https://facebook.com/BenDrakeMusic

 
 

 

Drew

Drew

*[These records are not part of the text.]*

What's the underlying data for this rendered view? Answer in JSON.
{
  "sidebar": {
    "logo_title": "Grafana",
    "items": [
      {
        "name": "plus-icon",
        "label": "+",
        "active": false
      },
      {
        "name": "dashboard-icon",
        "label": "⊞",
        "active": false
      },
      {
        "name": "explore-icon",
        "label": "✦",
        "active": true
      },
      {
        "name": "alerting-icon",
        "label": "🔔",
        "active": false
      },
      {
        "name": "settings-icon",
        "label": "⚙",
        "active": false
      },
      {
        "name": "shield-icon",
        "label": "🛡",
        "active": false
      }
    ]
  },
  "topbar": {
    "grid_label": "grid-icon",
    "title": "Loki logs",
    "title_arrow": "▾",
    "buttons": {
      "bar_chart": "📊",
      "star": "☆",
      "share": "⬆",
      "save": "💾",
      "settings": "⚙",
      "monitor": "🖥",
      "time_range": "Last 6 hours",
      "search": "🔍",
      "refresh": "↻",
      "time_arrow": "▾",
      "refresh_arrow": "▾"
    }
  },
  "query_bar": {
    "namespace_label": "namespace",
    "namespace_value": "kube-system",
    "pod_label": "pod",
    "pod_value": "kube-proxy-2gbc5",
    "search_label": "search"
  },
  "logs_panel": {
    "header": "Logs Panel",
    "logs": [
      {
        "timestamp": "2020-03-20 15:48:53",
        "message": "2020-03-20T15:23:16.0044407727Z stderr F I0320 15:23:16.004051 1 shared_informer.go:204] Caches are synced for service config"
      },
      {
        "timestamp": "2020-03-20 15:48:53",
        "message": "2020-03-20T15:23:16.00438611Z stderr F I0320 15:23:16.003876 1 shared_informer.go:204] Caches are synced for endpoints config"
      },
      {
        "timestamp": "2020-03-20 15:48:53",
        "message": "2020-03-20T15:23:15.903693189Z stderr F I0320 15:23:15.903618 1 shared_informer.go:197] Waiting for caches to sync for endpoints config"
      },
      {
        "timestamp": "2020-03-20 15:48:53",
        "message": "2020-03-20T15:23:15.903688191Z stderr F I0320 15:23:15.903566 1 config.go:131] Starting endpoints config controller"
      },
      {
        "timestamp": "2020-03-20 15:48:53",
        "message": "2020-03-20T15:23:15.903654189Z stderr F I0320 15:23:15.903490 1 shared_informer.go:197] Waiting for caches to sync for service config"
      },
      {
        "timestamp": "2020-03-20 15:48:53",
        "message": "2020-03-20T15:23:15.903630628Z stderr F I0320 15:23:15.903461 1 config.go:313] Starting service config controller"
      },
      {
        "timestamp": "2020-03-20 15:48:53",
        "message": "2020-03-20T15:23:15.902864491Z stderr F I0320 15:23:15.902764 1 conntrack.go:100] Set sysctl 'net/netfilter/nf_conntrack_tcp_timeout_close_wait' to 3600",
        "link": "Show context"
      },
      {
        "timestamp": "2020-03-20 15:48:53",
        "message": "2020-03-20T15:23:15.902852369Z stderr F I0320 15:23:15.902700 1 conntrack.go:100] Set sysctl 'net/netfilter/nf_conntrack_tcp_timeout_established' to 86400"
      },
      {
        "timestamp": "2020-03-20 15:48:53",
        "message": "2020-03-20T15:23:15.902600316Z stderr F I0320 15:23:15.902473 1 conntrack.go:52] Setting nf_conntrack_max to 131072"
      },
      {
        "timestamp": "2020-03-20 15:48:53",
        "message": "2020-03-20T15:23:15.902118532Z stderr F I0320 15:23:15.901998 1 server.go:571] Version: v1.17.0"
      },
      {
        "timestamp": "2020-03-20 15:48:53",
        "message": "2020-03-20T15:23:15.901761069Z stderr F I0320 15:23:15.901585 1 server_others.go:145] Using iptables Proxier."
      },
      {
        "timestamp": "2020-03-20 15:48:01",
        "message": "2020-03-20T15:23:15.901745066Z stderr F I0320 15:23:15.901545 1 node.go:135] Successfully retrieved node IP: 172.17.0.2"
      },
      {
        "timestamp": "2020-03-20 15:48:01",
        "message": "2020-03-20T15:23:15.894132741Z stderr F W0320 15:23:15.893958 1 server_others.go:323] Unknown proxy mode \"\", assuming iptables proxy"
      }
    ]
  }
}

Founder and host of The Anxious Truth Podcast. Former anxiety disorder sufferer. Now fully recovered and dedicated to providing no-nonsense, straight-forward, actionable advice on how to overcome anxiety problems.